START Data section
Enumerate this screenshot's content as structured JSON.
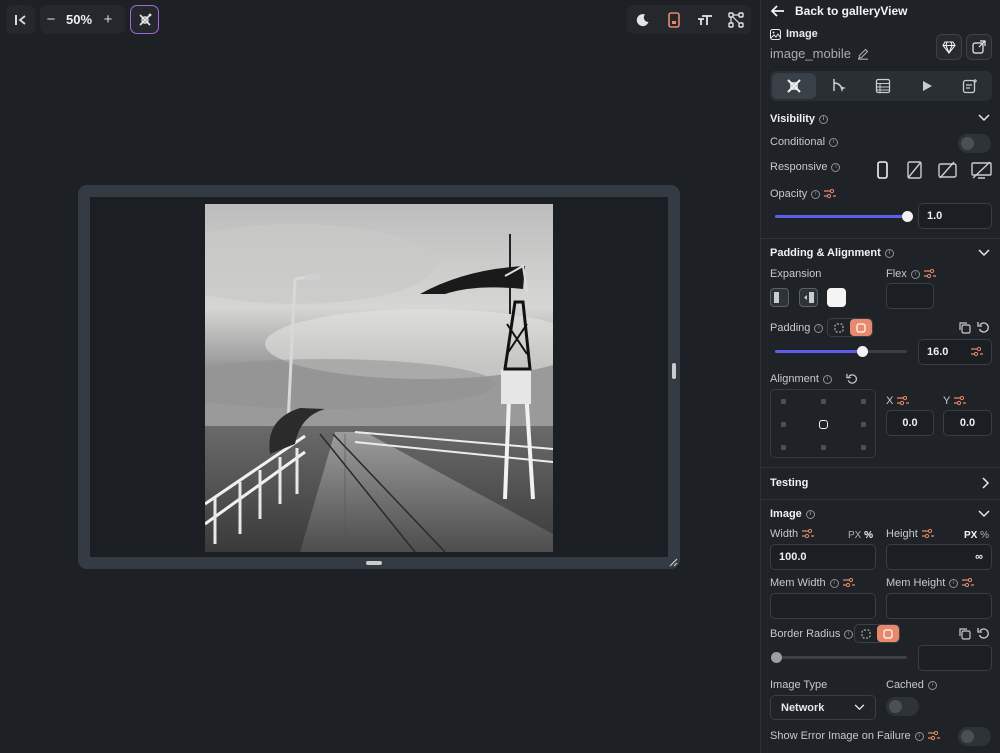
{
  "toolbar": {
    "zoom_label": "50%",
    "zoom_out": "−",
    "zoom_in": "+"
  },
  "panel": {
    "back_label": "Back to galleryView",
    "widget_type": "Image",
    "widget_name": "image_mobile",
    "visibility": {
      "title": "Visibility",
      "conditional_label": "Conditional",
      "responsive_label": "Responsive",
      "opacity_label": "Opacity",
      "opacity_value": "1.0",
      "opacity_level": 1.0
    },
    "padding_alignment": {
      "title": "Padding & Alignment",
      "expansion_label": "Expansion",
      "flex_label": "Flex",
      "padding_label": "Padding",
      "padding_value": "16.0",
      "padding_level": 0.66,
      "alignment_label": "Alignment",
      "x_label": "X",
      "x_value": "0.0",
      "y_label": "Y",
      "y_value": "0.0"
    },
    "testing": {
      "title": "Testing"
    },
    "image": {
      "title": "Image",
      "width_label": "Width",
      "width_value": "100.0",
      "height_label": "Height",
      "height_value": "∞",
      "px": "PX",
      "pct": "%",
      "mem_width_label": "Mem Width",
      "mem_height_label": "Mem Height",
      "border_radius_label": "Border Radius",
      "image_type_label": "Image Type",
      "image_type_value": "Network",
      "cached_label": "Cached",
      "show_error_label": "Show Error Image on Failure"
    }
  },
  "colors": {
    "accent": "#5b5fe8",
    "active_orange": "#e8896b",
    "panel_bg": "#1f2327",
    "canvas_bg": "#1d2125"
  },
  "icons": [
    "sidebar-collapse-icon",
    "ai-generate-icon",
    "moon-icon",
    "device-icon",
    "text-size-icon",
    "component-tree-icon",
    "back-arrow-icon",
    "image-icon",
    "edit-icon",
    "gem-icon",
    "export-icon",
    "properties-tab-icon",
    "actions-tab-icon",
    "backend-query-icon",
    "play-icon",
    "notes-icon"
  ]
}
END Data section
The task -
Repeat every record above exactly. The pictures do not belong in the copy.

Task output -
Enumerate this screenshot's content as structured JSON.
{
  "toolbar": {
    "zoom_label": "50%",
    "zoom_out": "−",
    "zoom_in": "+"
  },
  "panel": {
    "back_label": "Back to galleryView",
    "widget_type": "Image",
    "widget_name": "image_mobile",
    "visibility": {
      "title": "Visibility",
      "conditional_label": "Conditional",
      "responsive_label": "Responsive",
      "opacity_label": "Opacity",
      "opacity_value": "1.0",
      "opacity_level": 1.0
    },
    "padding_alignment": {
      "title": "Padding & Alignment",
      "expansion_label": "Expansion",
      "flex_label": "Flex",
      "padding_label": "Padding",
      "padding_value": "16.0",
      "padding_level": 0.66,
      "alignment_label": "Alignment",
      "x_label": "X",
      "x_value": "0.0",
      "y_label": "Y",
      "y_value": "0.0"
    },
    "testing": {
      "title": "Testing"
    },
    "image": {
      "title": "Image",
      "width_label": "Width",
      "width_value": "100.0",
      "height_label": "Height",
      "height_value": "∞",
      "px": "PX",
      "pct": "%",
      "mem_width_label": "Mem Width",
      "mem_height_label": "Mem Height",
      "border_radius_label": "Border Radius",
      "image_type_label": "Image Type",
      "image_type_value": "Network",
      "cached_label": "Cached",
      "show_error_label": "Show Error Image on Failure"
    }
  },
  "colors": {
    "accent": "#5b5fe8",
    "active_orange": "#e8896b",
    "panel_bg": "#1f2327",
    "canvas_bg": "#1d2125"
  },
  "icons": [
    "sidebar-collapse-icon",
    "ai-generate-icon",
    "moon-icon",
    "device-icon",
    "text-size-icon",
    "component-tree-icon",
    "back-arrow-icon",
    "image-icon",
    "edit-icon",
    "gem-icon",
    "export-icon",
    "properties-tab-icon",
    "actions-tab-icon",
    "backend-query-icon",
    "play-icon",
    "notes-icon"
  ]
}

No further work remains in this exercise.